A six-storey Amsterdam building comprising laboratories and office space incorporates sustainable thinking from every possible angle, writes Laura Timberlake.
At the heart of the Amsterdam Science Park, a six-story sustainable building is leading the way in the Netherlands with its circular design and energy efficiency.
Designed by MVRDV architects, Matrix ONE boasts more than 3000m² of laboratories and 7000m² of office space. As a hyper-modern and sustainable innovation building, it is fitting that it’s part of the Matrix Innovation Centre, where researchers and organisations are working on solutions for a more sustainable society.
The City of Amsterdam aims to halve the use of new raw materials by 2030 and achieve a fully circular city by 2050. Using the “Amsterdam Circular Strategy 2020-2025” as a guide, businesses and society are encouraged to reuse raw and other materials multiple times.
Matrix ONE has been designed with this in mind, and the entire building – down to every screw and bolt – is catalogued electronically and can be demounted to be reused in future projects.
The building also has an extremely low CO2 output, using natural ventilation and smart building technology. The spans in the optimised steel structure are kept deliberately small to reduce the thickness of concrete floors, and the water retention tank is stored under the building rather than in the roof – allowing the weight of the roof to be reduced, thus saving CO2.
There are 1,000m2 of roof-mounted solar panels to generate part of the building’s energy, and energy consumption is reduced through internet-connected lighting and heating fixtures.

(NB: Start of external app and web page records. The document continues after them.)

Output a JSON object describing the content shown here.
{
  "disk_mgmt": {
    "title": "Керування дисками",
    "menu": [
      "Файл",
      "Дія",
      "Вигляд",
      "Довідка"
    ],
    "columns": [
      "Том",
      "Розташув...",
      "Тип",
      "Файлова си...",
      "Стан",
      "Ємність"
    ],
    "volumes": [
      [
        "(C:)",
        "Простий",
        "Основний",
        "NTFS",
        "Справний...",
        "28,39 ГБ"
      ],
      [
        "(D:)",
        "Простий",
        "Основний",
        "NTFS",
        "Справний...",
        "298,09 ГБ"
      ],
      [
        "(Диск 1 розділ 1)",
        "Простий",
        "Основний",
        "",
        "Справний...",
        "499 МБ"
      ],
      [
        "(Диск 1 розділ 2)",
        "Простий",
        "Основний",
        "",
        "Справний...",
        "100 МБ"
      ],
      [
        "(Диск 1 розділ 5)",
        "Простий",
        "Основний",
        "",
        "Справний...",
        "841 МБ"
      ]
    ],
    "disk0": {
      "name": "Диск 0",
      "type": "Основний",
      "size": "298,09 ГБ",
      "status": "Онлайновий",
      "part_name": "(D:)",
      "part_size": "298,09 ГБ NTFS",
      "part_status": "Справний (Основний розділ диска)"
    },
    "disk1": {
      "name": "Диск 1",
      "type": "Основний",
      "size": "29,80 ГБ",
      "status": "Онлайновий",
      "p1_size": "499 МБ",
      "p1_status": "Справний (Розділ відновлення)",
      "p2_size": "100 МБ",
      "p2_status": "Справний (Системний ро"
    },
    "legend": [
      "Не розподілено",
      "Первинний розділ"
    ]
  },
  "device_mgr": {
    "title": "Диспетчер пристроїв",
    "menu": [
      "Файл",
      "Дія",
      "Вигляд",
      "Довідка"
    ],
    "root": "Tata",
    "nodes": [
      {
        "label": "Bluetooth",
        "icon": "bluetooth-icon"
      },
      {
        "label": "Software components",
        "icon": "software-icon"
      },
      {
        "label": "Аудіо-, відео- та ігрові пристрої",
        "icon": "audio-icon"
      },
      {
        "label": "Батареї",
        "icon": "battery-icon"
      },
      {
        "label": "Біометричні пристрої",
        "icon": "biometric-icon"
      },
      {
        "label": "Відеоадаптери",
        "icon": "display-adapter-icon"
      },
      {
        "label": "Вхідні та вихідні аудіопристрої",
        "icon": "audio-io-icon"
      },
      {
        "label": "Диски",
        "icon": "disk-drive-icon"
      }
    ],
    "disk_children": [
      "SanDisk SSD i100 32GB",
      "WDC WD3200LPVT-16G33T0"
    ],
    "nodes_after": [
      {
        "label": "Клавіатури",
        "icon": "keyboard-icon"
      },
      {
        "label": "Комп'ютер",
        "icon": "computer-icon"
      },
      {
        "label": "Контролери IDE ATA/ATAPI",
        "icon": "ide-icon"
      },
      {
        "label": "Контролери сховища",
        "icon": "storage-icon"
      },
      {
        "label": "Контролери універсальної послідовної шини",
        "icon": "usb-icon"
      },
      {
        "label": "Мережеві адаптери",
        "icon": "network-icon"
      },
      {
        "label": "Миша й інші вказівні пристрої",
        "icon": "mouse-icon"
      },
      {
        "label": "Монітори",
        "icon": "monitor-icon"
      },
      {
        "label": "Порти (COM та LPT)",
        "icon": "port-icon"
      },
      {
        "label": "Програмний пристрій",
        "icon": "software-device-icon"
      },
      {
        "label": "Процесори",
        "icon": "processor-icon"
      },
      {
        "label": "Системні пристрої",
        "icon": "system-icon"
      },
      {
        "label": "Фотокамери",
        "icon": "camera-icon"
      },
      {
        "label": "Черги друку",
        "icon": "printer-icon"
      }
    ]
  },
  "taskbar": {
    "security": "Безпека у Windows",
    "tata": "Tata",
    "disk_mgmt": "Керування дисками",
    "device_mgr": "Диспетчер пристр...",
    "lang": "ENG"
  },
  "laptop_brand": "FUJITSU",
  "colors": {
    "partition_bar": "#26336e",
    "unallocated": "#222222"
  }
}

The building is fitted with HR++ glass in the façade and makes use of geothermal energy for temperature control. A green roof also helps to insulate the building’s upper levels.
A testing ground
MVRDV partner Frans de Witte says Matrix ONE provided MVRDV with a chance to test a number of carbon-reduction strategies.
“We made both the interior spaces and the technical installations that serve them as flexible as possible,” de Witte says. “Offices can easily be modified to become labs and vice versa, and labs can be easily upgraded with new systems to accommodate changing standards.”
He hopes that when it becomes outdated Matrix ONE will become a source of harvested materials for buildings yet to be constructed.
As a social hub, Matrix ONE also encourages users to make healthier choices with an easy-to-access “social” staircase and a bicycle parking facility.
The combination of health and sustainability measures in the building has earned a BREEAM-Excellent certification, the equivalent of a 6 star Green Star certification.
With Matrix ONE, MVRDV aimed to “incorporate sustainable thinking from every possible angle”. It has met Amsterdam’s ambitious targets for energy use.
Image credits to: Daria Scagliola